The future of LDV remains uncertain after the government indicated that it would not provide a loan to ensure the long-term viability of the West Midlands van maker.
The Birmingham-based group, which is owned by Russian engineering giant Gaz, had appealed for a bridging loan of more than £20m from the UK government.
Led by outgoing GAZ chairman, Erik Eberhardson, the request marked an attempt to keep the van maker afloat during a proposed management buy-out (MBO) that would see LDV transformed into a leading manufacturer of electric vehicles, safeguarding hundreds jobs in the process.
A spokesman for the Department for Business, Enterprise and Regulatory Reform (BERR) said: ‘We have provided considerable support to LDV in recent years and continue to offer it help including assistance with its application for funding from the European Investment Bank.’
However, the government has since issued the following statement: ‘We have written to LDV and reiterated our view that the primary responsibility for supporting LDV and the management buy-out rests with Gaz, but in the absence of such support from Gaz, we cannot see a case for further assistance from the government.’
The announcement follows a warning from LDV that it is running out of time and money after Gaz made the decision to put the firm up for a management buy-out.
The government’s announcement is a significant setback to the buy-out plans. LDV, however, remains hopeful of finding an alternative route to achieve its long-term goal of becoming a leading electric van supplier.
Eberhardson said: ‘We want to explore every avenue possible to save the company and the jobs. We still think that the company has a strong potential future as an electric van manufacturer, and the new ownership team, which is separate from Gaz, is prepared to invest its resources in that new venture if the government is able to give a short-term loan.
‘We are ready to sit down and talk with the government at any stage about what commitments each party is able to put in. We hope the government will accept our invitation to do so.’
LDV stopped van production on 12 December following a significant drop in demand from the commercial vehicle market.

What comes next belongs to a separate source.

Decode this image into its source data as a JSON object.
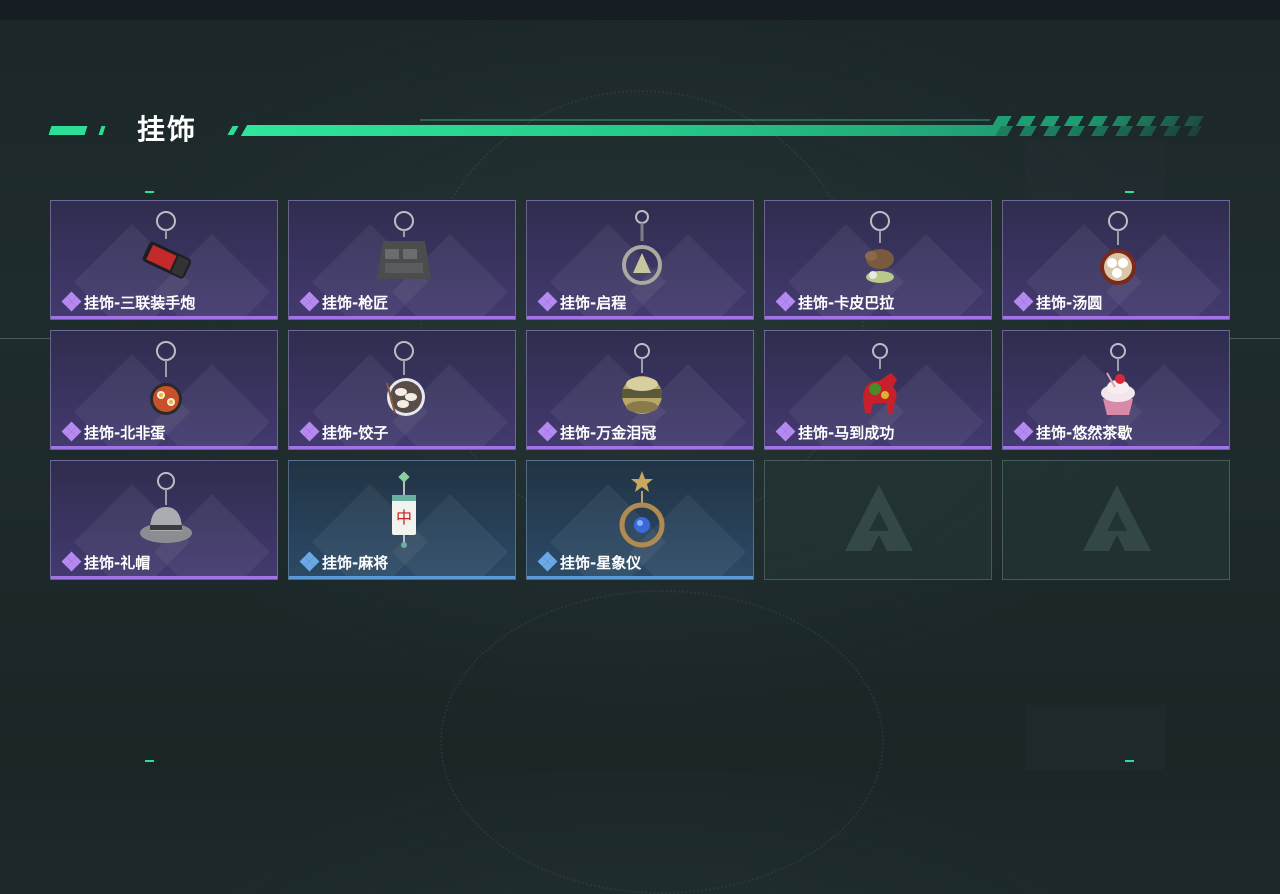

An LDV spokesman told The Engineer that around 700 production workers have already been laid off and the collapse of the company could mean that the remaining 900 employees could lose their jobs, as well as the 1,200 in the dealer network and the 4,000 employees in the supply base.